DATASET ENTRIES:
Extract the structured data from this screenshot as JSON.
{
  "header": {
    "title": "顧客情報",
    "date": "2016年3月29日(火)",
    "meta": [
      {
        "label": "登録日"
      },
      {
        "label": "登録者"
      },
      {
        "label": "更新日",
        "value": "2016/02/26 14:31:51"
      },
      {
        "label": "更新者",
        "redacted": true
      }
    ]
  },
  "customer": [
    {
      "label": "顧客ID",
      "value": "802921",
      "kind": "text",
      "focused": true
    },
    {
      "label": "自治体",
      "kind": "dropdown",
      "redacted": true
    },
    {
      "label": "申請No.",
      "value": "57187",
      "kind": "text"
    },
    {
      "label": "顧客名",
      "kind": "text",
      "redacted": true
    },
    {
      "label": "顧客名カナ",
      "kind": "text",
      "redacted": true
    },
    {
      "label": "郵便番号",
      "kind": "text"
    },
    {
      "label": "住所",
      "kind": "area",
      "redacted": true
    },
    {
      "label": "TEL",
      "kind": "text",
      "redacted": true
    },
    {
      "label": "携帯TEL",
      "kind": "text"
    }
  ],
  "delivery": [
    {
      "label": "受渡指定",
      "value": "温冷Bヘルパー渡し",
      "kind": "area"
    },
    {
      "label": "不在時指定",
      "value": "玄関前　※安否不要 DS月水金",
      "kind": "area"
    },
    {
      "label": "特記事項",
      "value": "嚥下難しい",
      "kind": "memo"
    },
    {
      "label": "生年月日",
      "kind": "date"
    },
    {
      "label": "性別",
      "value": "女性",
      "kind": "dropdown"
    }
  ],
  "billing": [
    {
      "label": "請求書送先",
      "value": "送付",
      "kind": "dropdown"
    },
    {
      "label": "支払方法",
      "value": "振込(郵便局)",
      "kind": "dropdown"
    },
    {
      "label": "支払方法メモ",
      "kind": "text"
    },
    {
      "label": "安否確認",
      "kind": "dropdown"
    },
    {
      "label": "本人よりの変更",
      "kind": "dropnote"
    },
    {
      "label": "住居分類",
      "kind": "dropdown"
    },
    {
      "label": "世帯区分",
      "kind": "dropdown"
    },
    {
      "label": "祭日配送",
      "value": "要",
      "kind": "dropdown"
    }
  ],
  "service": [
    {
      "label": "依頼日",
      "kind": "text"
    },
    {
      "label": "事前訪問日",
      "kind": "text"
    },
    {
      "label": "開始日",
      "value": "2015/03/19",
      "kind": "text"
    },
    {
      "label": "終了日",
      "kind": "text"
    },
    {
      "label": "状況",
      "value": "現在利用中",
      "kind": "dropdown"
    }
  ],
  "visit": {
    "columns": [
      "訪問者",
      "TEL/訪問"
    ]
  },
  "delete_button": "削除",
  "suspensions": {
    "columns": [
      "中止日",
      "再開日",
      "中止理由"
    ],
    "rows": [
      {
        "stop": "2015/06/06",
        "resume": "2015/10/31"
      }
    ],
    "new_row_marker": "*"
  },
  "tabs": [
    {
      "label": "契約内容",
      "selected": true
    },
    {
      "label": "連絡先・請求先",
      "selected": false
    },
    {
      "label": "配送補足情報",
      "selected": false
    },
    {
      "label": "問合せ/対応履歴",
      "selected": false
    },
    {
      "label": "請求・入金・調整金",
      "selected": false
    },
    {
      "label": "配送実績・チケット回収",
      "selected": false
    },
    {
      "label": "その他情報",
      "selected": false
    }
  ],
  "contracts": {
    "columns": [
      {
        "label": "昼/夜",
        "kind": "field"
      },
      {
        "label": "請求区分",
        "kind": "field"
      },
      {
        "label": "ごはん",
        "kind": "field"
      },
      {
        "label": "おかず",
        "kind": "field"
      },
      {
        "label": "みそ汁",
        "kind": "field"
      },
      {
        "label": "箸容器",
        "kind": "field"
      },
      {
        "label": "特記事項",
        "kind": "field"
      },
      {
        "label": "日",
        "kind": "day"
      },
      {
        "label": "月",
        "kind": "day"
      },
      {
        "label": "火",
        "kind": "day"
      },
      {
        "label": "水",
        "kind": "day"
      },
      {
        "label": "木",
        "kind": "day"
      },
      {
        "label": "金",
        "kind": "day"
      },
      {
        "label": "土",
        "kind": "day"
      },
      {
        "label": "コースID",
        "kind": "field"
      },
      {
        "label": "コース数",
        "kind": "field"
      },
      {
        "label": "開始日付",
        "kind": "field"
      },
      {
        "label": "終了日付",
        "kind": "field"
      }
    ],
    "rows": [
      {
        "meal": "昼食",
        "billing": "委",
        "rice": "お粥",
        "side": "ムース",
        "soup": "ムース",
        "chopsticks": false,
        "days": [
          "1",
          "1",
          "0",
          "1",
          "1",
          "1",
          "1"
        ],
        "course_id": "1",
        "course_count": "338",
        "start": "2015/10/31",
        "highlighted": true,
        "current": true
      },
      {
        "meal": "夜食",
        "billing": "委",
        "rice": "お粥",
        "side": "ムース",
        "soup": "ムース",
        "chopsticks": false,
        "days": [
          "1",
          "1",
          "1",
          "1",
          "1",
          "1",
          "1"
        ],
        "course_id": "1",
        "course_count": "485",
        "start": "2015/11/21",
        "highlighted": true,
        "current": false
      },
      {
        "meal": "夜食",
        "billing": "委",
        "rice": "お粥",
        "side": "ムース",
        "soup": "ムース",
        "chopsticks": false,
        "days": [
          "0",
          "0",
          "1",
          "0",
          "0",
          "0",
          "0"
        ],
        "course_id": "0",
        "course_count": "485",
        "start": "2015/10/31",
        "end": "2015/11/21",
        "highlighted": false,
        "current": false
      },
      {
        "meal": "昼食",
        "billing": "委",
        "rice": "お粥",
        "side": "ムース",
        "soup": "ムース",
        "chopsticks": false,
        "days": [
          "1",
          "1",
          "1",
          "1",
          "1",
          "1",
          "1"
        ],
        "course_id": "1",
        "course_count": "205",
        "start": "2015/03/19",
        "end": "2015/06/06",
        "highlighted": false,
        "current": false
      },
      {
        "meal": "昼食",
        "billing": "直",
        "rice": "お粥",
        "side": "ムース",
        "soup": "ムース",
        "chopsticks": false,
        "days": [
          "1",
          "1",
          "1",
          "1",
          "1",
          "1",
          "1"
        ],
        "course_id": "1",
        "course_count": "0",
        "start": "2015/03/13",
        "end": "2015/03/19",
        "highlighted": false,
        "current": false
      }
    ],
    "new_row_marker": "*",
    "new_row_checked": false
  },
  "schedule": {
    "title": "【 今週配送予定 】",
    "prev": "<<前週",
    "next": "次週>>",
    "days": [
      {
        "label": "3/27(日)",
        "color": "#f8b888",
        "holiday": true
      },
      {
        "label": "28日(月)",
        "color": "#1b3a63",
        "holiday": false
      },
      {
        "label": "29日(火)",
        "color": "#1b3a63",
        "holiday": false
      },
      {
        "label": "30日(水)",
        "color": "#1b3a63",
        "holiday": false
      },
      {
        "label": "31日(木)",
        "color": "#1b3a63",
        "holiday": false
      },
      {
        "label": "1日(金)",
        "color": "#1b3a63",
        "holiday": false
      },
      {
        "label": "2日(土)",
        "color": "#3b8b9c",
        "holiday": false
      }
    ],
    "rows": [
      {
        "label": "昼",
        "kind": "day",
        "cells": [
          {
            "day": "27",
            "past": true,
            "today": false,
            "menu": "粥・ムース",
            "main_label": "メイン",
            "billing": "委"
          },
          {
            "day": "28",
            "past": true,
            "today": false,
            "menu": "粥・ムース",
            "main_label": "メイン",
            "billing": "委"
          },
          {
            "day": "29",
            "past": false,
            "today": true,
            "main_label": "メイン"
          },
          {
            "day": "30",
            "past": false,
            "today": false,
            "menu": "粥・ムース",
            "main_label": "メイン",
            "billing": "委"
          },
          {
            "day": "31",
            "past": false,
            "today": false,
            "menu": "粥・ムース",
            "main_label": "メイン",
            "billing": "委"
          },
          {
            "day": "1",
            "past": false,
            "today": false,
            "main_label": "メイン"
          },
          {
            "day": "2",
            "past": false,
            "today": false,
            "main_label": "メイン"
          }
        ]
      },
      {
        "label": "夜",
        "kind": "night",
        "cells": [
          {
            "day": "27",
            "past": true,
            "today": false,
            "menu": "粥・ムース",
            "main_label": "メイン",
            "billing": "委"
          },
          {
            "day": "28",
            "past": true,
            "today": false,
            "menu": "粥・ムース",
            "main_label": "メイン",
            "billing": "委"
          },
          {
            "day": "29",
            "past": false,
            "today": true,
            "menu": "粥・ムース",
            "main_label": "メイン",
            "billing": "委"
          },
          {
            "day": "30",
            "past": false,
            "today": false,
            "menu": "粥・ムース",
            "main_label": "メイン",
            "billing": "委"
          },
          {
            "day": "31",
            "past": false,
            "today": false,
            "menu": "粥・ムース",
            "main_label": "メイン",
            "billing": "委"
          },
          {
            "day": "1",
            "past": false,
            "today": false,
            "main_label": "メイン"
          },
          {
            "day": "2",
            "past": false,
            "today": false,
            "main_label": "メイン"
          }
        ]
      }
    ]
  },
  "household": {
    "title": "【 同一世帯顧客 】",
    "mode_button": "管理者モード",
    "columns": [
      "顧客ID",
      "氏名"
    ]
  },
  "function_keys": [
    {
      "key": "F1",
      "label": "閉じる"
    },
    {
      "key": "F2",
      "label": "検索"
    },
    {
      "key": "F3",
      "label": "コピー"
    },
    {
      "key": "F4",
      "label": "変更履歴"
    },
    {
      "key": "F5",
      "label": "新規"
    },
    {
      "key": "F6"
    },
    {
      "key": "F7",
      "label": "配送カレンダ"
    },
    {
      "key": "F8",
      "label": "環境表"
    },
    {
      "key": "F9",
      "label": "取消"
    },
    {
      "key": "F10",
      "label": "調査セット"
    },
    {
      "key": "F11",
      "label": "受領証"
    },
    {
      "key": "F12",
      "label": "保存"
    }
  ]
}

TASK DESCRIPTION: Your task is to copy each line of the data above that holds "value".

EXERCISE RESPONSE:
        "value": "2016/02/26 14:31:51"
      "value": "802921",
      "value": "57187",
      "value": "温冷Bヘルパー渡し",
      "value": "玄関前　※安否不要 DS月水金",
      "value": "嚥下難しい",
      "value": "女性",
      "value": "送付",
      "value": "振込(郵便局)",
      "value": "要",
      "value": "2015/03/19",
      "value": "現在利用中",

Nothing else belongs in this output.